How can a magic trick help us understand an artwork? The spectator of a magic trick wonders what happened in the ineffable moment when a magician disappears and reappears at the other side of the stage, in the same way a museum visitor might wonder what happened when a common object like a bar of soap, a mirror, or a shoe reappears as a sculpture. Magic, like artwork, relies on a system of belief cultivated between the magician and his or her audience. The wider the gap between what the audience sees and what it is asked to believe, the more efficient and spectacular the trick can be. A foreword by museum director and exhibition curator Marc-Olivier Wahler discusses the contemporary art exhibition within the framework of a teleportation magic trick described in Christopher Priest’s 1995 novel The Prestige. Included is an interview between Wahler and France-based curator Christophe Kihm addressing how the brain reacts when interpreting an artwork, the language with which to approach art, and how these impact the future of museums and art exhibitions. Pairing the exhibition objectives with methods of illusion, an original essay by Christopher Priest, and a text by Francis Ponge, the book provides insight into the importance of belief and the nature of visual perception. Published on the occasion of the exhibition The Transported Man at the Eli and Edythe Broad Art Museum at Michigan State University.

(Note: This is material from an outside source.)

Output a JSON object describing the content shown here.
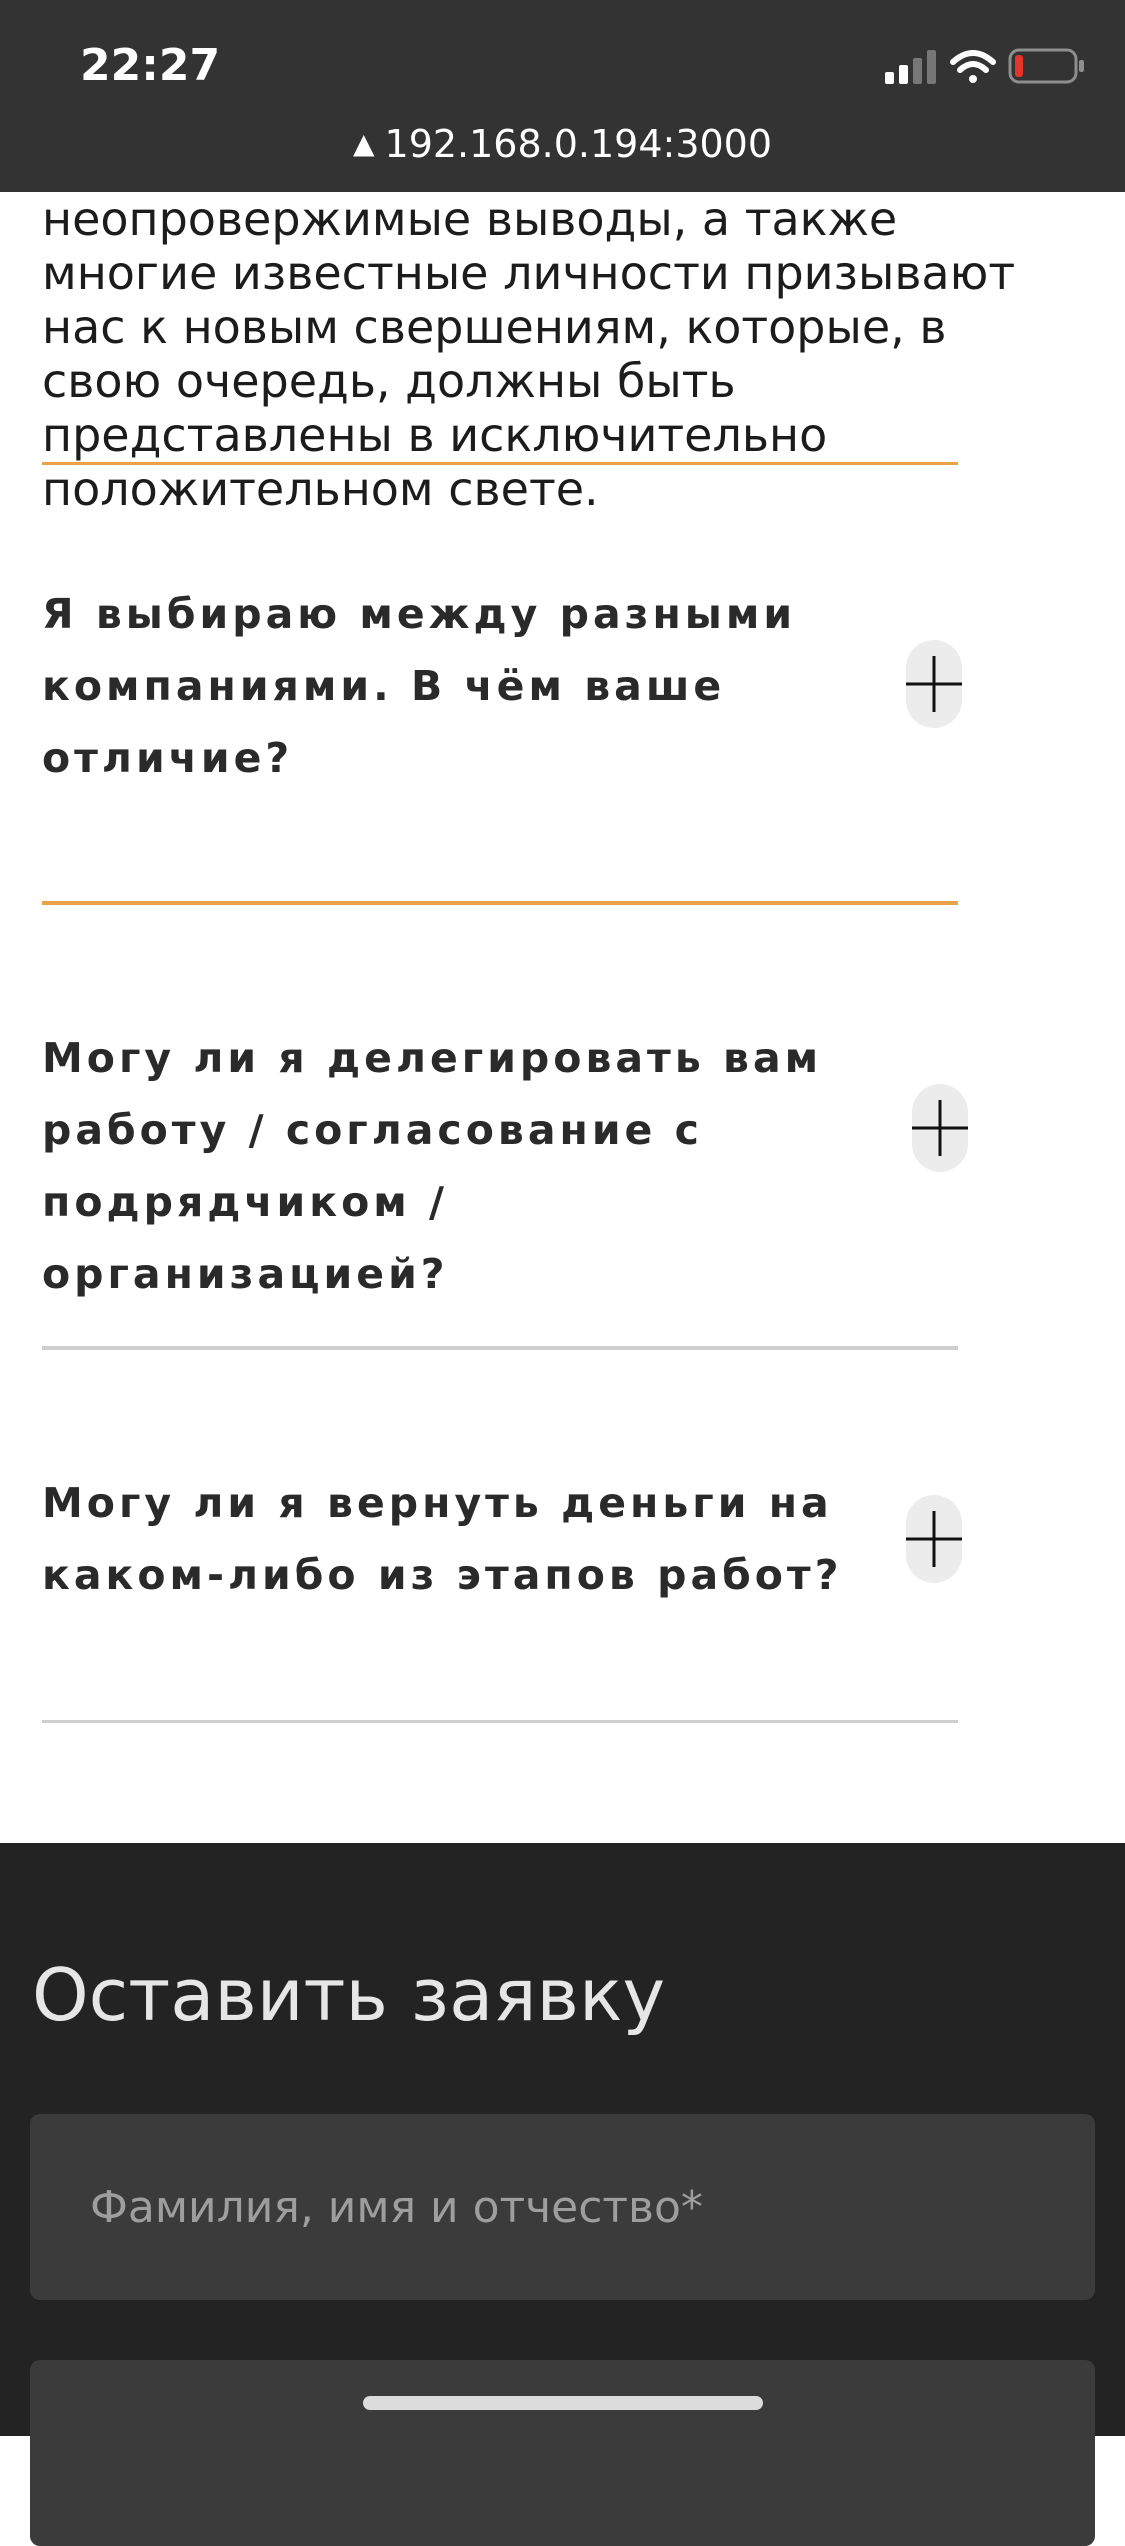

“The Transported Man finds the common ground shared between art and magic—work dedicated to the practice of presentation, showmanship, and illusion being taken for transfiguration or wizardry.”
—SARAH ROSE SHARP, Hyperallergic